The monuments of the Islamic world are a testament to the artistic traditions that have emerged from Muslim nations. Several of these iconic buildings came out of the Ottoman Empire (c. 1299 – 1922 C.E.), which was based in the peninsula of Anatolia in modern-day Turkey. One of the centerpieces of the Ottoman Empire’s architectural treasures is the Sultanahmet Mosque of Istanbul, more commonly known as the Blue Mosque. Built in the 17th century, it was commissioned by Sultan Ahmet I as a legacy project to rival the Hagia Sophia.
Sitting on the Bosporus Strait, the city of Istanbul is at the heart of the Old World; originally known as Byzantium, the emperor Constantine conquered the city and renamed it Constantinople in 330 C.E. It would again change hands to the Ottomans Turks and be renamed Istanbul over time. This colorful history has given Istanbul its syncretic, varied tradition of art and architecture.
The Blue Mosque features many aspects of Byzantine architecture as well as uniquely Islamic traits. Its architect, Sedefkar Mehmet Aga, studied under one of the Ottoman Empire’s most famous masters, Mimar Sinan, and channeled his style into a new construction that aimed to project size and splendor.

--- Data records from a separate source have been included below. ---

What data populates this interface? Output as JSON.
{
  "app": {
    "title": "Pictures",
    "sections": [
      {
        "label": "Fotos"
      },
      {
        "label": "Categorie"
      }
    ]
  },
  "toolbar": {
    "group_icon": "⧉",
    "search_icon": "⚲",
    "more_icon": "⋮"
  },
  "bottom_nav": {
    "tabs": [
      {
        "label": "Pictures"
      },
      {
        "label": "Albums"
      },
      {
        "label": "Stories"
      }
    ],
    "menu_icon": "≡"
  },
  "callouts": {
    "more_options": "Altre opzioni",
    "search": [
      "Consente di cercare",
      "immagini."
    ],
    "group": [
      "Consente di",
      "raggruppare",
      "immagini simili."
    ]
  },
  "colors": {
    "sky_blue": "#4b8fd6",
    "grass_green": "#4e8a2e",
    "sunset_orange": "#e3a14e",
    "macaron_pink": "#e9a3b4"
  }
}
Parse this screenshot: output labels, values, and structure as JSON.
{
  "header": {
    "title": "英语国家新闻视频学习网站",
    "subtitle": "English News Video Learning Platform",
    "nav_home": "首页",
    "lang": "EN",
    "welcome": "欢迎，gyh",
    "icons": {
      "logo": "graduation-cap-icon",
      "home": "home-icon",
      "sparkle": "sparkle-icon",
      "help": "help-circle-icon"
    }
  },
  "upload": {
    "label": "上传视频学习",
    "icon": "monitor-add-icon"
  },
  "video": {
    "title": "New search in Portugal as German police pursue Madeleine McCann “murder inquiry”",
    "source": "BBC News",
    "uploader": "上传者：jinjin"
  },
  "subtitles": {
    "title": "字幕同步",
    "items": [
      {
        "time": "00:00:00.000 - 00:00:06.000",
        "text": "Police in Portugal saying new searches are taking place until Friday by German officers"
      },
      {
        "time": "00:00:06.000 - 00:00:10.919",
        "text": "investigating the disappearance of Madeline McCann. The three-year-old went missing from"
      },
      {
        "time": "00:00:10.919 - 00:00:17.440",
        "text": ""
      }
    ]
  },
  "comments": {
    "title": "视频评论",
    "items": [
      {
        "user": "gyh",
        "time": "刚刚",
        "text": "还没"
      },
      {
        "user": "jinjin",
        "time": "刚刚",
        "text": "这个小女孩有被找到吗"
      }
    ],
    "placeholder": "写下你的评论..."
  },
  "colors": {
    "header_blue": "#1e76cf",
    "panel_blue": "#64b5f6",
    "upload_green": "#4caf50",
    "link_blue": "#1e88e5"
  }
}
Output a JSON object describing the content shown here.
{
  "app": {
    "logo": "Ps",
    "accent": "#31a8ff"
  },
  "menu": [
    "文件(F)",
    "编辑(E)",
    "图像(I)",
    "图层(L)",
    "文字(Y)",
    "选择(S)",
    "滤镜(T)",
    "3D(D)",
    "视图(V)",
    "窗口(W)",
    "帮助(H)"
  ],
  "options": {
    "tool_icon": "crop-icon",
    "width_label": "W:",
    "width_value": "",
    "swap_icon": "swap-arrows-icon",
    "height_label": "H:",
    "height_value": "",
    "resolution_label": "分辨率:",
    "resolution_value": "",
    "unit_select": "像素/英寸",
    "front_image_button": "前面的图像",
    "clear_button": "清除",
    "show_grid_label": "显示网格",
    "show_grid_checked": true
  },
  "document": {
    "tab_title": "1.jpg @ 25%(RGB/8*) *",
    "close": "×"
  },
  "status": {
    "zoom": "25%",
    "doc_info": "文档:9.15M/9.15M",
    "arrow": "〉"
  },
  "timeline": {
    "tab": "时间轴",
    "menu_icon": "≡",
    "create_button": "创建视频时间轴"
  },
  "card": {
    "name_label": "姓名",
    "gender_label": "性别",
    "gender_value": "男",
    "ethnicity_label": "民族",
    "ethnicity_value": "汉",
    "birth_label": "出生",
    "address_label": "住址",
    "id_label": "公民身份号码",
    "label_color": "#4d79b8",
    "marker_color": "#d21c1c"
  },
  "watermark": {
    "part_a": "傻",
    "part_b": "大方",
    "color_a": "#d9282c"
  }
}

Its characteristic silhouette is delineated by six minarets (tall spires from which the Adhan is usually called), rather than the usual four; this detail caused a stir as it appeared to be matching the Masjid al-Haram in Mecca. This problem was solved by eventually adding a seventh minaret. A cascading series of domes marks the exterior of the mosque; under each is a covered passageway of arches, while the main dome rises above. A heavy chain of iron dangles in one entrance; according to the story, since only the sultan was allowed to ride into the mosque on horseback, the chain ensured that he would have to duck his head in order to enter. This was a symbolic gesture of humility in the face of the divine.
Inside the mosque, the mihrab (the wall niche towards which the congregation faces in prayer) and minbar (the pulpit) are both made of marble. They are designed in such a way that the imam can be heard from anywhere in the mosque. Panels of the interior are decorated with calligraphic quotations from the Qur’an, which have been restored repeatedly over the years. However, the most interesting artistic feature of the mosque is the blue Iznik tiles that give the mosque its most popular moniker. These uniquely Turkish tiles are made using quartz rather than clay, giving them a blinding white color that lets the painted designs pop. Metal oxides are used to paint the tiles – copper oxide for blue and iron oxide for red. The designs can be geometric in nature or feature floral, organic lines. The painted tiles are then glazed and fired, and the designs bloom into bright, vivid color.
Today, the mosque is open to the public for prayer at designated times, and it has also been named a United Nations Educational, Scientific and Cultural Organization (UNESCO) World Heritage Site for its cultural and artistic significance. As for the Iznik tradition of ceramic craftsmanship, it remains a vibrant trade with galleries showcasing the beauty of authentic Iznik pieces, as well as modern twists on the original designs. A marvel of the architectural world, the Blue Mosque remains a point of pride for Muslims all over the globe.